An Iraqi chemical attack on an enclave of Shiite dissidents has killed or injured hundreds, if not thousands, of civilians and troops, according to unconfirmed reports Friday.

The reports of a chemical weapons attack this past week came indirectly from people fleeing across the Iraq-Iran border, a British lawmaker active on behalf of the Shiites, and an Iraqi dissident group.

The British Foreign Office said it had not received independent confirmation of an attack but it “viewed the reports with great concern given the past experience of the Iraqi regime.”


Iraq has used chemical weapons against its rebel Kurds and in its 1980-88 war against Iran.

The country’s southern marshlands are home to many of the Shiite Muslims whose uprising against Saddam Hussein after the 1991 Gulf War was brutally crushed.

The area falls within a “no-fly” zone patrolled by U.S. and other Western aircraft and established to protect the dissidents from aerial attacks. But ground assaults on the rebels continue.

In Washington, acting State Department spokesman David Johnson said he had no independent confirmation of the report.

The London spokesman for an Iraqi opposition group based in Iran claimed at least 2,000 fatalities and casualties from the attack.

But a British official said he believed that it is unlikely that chemical weapons were used, although he added that it is possible a chemical called white phosphorus may have been used.


“It . . . is not classified by us as a chemical weapon, though it can be pretty nasty,” the official said.

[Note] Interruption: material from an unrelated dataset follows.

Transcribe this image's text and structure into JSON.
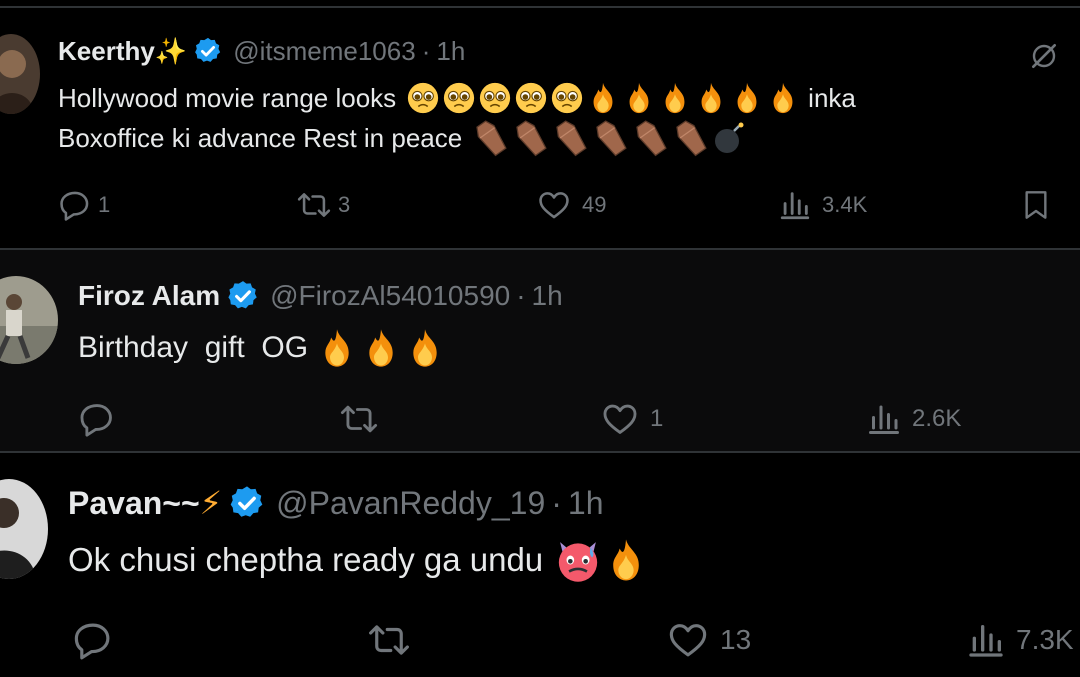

He added that U.N. weapons monitors had destroyed all Iraq’s known nerve gas by last March and have nearly destroyed all its stocks of mustard gas. They could not, however, be sure Iraq had declared all its chemical weapons for destruction.